Municipal politics: a balance of needs and wants
Published Friday, September 14, 2018 1:02PM EDT
Across the north, municipal candidates are busy announcing platforms, and ideas.
With just over a month to go before Election Day, is anybody listening to this campaigning yet?
In Sudbury, it's a crowded field, with 11 names on the ballot for the big chair of Mayor.
But it’s business as usual for the incumbent mayor Brian Bigger.
"Last election, there were 10 candidates, this time, 11. And so really it's not a lot different." said Bigger.
And while the campaign has been on for months, for the candidates, now’s the time to shine.
If you ask people who work in local politics, they'll tell you it's really only in the last month of the campaign that the average voter wakes up. And that's the time to reel them in.
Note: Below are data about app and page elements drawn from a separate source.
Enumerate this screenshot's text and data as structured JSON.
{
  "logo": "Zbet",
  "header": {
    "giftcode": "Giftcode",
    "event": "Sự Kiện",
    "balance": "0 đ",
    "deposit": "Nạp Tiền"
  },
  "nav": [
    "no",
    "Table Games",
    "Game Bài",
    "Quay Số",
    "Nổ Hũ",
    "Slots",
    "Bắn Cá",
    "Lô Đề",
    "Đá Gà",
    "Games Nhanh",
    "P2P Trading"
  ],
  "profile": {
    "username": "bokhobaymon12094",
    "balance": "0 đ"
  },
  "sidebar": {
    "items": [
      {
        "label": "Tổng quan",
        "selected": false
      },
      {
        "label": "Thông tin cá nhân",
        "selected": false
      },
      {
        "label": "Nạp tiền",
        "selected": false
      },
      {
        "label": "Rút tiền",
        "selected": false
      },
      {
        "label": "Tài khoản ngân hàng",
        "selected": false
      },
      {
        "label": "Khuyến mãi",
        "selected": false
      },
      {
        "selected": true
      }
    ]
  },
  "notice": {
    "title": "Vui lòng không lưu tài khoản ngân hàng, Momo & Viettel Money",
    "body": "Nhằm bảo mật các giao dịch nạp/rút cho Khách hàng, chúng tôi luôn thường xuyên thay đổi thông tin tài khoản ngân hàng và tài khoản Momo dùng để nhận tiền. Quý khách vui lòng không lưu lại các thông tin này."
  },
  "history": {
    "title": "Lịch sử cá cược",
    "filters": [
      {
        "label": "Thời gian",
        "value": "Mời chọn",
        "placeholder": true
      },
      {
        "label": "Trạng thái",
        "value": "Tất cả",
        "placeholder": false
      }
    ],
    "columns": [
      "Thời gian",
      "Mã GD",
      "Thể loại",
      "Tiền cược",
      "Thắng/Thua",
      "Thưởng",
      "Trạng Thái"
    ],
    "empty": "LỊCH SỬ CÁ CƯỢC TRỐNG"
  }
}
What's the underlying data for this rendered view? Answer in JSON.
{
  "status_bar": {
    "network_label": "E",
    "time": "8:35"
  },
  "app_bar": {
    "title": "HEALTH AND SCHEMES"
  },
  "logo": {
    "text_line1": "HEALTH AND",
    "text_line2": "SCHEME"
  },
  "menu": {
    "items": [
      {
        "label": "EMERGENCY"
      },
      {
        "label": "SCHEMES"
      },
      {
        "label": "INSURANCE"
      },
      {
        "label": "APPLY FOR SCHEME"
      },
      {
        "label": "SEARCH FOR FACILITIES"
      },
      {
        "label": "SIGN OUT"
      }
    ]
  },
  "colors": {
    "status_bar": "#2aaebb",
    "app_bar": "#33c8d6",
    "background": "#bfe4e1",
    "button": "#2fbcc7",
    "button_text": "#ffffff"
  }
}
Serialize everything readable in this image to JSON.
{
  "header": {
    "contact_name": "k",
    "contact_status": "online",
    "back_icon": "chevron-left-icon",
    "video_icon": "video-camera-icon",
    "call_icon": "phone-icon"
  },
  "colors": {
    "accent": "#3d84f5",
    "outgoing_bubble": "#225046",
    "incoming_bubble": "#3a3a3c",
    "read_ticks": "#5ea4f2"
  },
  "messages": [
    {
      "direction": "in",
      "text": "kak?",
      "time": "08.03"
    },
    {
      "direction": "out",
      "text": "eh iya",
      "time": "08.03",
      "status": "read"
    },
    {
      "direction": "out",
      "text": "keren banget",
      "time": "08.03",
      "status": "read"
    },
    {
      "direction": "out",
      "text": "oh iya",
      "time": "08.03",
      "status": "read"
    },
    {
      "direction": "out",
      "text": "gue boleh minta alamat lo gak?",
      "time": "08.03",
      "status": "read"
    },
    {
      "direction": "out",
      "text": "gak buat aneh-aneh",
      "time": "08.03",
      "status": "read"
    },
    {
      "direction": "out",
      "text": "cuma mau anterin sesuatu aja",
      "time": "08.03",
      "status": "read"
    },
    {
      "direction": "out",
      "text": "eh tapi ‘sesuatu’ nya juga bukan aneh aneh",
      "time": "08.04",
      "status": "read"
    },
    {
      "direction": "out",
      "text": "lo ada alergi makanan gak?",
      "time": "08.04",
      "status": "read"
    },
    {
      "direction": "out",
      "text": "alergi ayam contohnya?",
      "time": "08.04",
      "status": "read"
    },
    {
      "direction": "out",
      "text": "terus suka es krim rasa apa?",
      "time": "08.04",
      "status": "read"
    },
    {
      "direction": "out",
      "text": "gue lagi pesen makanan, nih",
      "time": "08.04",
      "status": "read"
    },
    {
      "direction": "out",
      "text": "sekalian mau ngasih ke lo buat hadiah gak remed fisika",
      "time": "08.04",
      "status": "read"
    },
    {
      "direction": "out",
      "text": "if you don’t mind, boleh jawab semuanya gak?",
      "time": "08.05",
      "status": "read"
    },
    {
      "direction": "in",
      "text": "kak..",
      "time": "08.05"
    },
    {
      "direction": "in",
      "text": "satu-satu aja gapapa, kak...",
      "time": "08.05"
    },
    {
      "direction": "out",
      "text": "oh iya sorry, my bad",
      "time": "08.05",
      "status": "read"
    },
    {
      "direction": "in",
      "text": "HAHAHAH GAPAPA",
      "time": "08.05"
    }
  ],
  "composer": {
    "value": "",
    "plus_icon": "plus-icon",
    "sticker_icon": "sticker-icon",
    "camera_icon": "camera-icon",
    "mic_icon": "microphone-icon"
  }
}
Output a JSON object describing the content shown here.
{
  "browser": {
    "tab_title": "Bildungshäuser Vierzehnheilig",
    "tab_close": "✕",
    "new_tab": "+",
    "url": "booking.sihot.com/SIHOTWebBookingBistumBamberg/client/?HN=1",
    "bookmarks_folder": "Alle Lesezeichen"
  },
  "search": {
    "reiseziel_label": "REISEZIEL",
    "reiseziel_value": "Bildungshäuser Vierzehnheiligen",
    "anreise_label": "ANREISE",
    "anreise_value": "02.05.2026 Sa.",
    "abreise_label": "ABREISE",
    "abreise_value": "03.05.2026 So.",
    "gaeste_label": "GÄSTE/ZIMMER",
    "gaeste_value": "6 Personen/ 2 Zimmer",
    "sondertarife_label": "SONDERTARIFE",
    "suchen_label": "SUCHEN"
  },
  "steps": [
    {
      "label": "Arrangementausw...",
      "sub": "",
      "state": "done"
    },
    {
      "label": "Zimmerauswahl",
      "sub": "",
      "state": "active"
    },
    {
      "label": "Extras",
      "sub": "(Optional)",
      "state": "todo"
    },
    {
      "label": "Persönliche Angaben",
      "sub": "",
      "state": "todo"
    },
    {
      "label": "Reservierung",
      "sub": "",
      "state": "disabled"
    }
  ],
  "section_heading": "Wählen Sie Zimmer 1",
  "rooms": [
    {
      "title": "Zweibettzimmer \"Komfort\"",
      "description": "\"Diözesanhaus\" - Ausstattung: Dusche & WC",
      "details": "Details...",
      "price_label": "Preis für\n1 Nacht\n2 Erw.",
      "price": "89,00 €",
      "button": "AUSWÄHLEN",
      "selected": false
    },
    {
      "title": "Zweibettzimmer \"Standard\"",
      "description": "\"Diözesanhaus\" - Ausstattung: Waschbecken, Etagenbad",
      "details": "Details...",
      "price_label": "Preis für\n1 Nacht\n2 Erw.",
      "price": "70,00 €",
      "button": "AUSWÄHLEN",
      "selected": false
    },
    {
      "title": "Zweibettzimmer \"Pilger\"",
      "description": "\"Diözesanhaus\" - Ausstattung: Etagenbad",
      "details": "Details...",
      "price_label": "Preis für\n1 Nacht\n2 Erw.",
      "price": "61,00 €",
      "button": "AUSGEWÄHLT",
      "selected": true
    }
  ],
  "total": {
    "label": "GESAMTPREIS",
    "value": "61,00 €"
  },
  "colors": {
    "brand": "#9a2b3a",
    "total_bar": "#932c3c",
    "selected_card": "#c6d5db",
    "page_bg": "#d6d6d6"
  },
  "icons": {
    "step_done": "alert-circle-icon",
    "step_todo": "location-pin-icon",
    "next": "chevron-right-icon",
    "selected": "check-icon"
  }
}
But the business community, on the other hand, has been up for a while.
And it knows what it wants.
Like the 850 members of the Greater Sudbury Chamber of Commerce who employ more than 40,000 Sudburians.
"They want fiscal responsibility. They want a plan for infrastructure planning and spending. And they want a plan to try to improve on our workforce in the Greater Sudbury area." said Tracy Nutt, former chair of the Greater Sudbury Chamber Of Commerce.
10,000 people go to work each day in Sudbury’s downtown and businesses there want to see action on promises made.
"The art gallery has been on the books for a good 10 to 15 years. It's running behind the event centre. The library has been on the books for probably 20 years. Why this one project? Why is it getting special treatment?" said Jeff Macintyre of Downtown Sudbury’s business improvement association.
That one project he’s referring to is the half-billion dollar Kingsway Entertainment District.
For the developer, Dario Zulilch, this election has high stakes.
"A de facto referendum on the Kingsway Entertainment District, I think every candidate needs to be crystal clear on where they stand. It's too important to our future." said Zulich.
But for candidates now, it is a delicate balance between what average voters want and what the business community wants, two sides that don't always align.